Stored dataset items:
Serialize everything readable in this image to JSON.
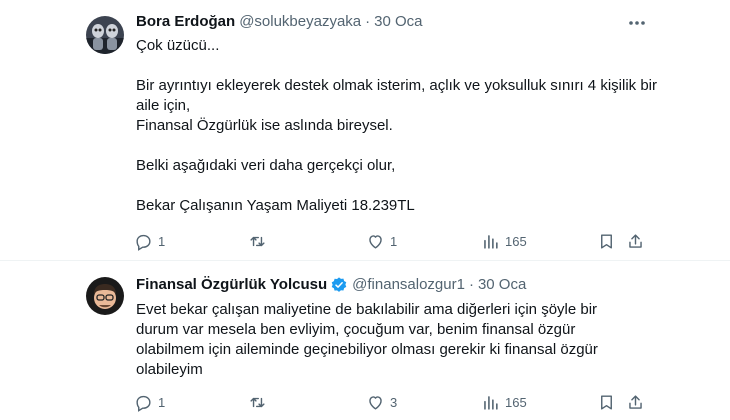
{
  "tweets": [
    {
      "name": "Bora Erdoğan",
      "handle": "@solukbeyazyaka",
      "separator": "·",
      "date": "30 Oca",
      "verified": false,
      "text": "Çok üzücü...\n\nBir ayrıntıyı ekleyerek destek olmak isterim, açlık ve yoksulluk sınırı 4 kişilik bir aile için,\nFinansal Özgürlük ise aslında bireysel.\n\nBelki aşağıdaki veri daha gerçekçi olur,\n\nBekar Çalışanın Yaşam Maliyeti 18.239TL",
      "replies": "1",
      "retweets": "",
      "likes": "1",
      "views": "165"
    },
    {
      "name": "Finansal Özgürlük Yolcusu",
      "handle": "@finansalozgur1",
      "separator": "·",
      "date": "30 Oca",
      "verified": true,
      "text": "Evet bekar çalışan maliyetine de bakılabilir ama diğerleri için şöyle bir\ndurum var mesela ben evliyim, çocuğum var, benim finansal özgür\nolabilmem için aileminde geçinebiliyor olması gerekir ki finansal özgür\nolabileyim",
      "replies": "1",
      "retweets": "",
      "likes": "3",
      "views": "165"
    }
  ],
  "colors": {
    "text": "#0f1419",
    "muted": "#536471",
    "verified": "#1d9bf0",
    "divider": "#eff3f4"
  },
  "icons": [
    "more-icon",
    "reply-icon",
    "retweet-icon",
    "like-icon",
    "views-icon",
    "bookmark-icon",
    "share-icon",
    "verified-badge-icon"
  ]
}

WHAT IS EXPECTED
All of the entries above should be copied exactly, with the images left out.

SOLUTION TO THIS TASK
Serialize everything readable in this image to JSON.
{
  "tweets": [
    {
      "name": "Bora Erdoğan",
      "handle": "@solukbeyazyaka",
      "separator": "·",
      "date": "30 Oca",
      "verified": false,
      "text": "Çok üzücü...\n\nBir ayrıntıyı ekleyerek destek olmak isterim, açlık ve yoksulluk sınırı 4 kişilik bir aile için,\nFinansal Özgürlük ise aslında bireysel.\n\nBelki aşağıdaki veri daha gerçekçi olur,\n\nBekar Çalışanın Yaşam Maliyeti 18.239TL",
      "replies": "1",
      "retweets": "",
      "likes": "1",
      "views": "165"
    },
    {
      "name": "Finansal Özgürlük Yolcusu",
      "handle": "@finansalozgur1",
      "separator": "·",
      "date": "30 Oca",
      "verified": true,
      "text": "Evet bekar çalışan maliyetine de bakılabilir ama diğerleri için şöyle bir\ndurum var mesela ben evliyim, çocuğum var, benim finansal özgür\nolabilmem için aileminde geçinebiliyor olması gerekir ki finansal özgür\nolabileyim",
      "replies": "1",
      "retweets": "",
      "likes": "3",
      "views": "165"
    }
  ],
  "colors": {
    "text": "#0f1419",
    "muted": "#536471",
    "verified": "#1d9bf0",
    "divider": "#eff3f4"
  },
  "icons": [
    "more-icon",
    "reply-icon",
    "retweet-icon",
    "like-icon",
    "views-icon",
    "bookmark-icon",
    "share-icon",
    "verified-badge-icon"
  ]
}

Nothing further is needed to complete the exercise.